Page and application data records:
────────────────────────────────────────

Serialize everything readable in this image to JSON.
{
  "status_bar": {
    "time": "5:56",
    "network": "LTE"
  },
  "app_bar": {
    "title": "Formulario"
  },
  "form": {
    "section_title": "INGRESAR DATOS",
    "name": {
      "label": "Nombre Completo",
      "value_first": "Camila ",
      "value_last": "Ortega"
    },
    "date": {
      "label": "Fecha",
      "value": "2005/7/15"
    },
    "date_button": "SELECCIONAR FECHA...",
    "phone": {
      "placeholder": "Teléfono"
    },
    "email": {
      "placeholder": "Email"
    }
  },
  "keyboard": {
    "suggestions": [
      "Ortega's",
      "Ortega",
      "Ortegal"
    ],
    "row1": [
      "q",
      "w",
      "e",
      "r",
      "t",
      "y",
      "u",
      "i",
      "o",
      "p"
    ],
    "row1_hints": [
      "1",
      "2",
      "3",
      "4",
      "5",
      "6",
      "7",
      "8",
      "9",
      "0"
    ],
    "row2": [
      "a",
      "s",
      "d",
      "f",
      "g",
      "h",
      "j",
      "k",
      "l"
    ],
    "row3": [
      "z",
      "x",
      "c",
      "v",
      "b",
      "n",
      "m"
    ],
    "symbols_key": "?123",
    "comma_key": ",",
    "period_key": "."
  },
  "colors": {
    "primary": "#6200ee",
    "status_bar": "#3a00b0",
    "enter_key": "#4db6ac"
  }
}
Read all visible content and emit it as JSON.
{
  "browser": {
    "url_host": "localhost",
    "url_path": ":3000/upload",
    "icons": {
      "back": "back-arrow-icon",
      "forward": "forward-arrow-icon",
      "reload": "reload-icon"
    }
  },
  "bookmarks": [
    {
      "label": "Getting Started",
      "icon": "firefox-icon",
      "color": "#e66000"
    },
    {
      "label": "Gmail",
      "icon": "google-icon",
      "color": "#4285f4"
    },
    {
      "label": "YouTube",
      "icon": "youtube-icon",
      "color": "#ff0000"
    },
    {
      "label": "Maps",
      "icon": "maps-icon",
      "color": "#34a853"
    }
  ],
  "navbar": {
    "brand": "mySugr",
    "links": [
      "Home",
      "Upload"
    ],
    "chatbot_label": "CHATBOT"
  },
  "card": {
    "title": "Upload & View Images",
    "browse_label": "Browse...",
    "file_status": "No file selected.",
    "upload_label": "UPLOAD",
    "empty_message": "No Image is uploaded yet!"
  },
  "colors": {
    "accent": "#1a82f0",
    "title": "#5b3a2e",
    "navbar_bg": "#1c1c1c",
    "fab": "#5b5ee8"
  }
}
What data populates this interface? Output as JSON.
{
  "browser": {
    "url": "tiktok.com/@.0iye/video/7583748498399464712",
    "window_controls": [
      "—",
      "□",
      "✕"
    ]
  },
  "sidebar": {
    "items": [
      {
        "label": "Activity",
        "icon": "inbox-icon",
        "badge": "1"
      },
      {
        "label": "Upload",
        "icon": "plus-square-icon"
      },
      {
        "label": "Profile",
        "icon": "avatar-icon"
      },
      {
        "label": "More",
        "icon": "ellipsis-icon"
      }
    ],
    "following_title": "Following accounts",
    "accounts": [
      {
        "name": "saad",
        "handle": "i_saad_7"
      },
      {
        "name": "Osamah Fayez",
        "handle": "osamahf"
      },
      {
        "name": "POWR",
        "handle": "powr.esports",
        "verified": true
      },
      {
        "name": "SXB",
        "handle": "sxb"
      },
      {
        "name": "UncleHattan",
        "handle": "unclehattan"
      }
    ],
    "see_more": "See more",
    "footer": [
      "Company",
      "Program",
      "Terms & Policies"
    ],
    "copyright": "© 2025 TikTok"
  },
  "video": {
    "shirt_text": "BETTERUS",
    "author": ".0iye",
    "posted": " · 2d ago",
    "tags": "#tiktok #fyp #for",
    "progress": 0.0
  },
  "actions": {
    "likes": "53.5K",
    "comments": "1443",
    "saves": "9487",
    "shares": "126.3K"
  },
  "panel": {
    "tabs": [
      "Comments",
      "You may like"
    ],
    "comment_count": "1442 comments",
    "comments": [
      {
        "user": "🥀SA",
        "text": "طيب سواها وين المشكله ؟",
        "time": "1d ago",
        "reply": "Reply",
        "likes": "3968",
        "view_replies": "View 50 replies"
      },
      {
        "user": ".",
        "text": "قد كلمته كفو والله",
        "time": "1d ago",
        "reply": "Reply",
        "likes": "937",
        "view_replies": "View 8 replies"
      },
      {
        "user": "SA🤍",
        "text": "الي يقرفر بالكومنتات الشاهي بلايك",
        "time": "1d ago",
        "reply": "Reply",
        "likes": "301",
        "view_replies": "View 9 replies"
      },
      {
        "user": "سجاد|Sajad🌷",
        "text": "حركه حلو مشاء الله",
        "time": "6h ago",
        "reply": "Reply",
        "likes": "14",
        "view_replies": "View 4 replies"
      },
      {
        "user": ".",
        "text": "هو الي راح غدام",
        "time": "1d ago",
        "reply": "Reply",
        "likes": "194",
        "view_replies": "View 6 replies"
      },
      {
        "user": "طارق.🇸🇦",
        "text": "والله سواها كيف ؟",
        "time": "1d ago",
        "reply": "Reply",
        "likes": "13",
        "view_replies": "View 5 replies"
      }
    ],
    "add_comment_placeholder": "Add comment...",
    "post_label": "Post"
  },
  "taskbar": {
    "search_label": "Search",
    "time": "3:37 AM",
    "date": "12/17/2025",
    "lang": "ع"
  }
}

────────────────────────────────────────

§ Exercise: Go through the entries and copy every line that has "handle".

§ Solution for this problem:
        "handle": "i_saad_7"
        "handle": "osamahf"
        "handle": "powr.esports",
        "handle": "sxb"
        "handle": "unclehattan"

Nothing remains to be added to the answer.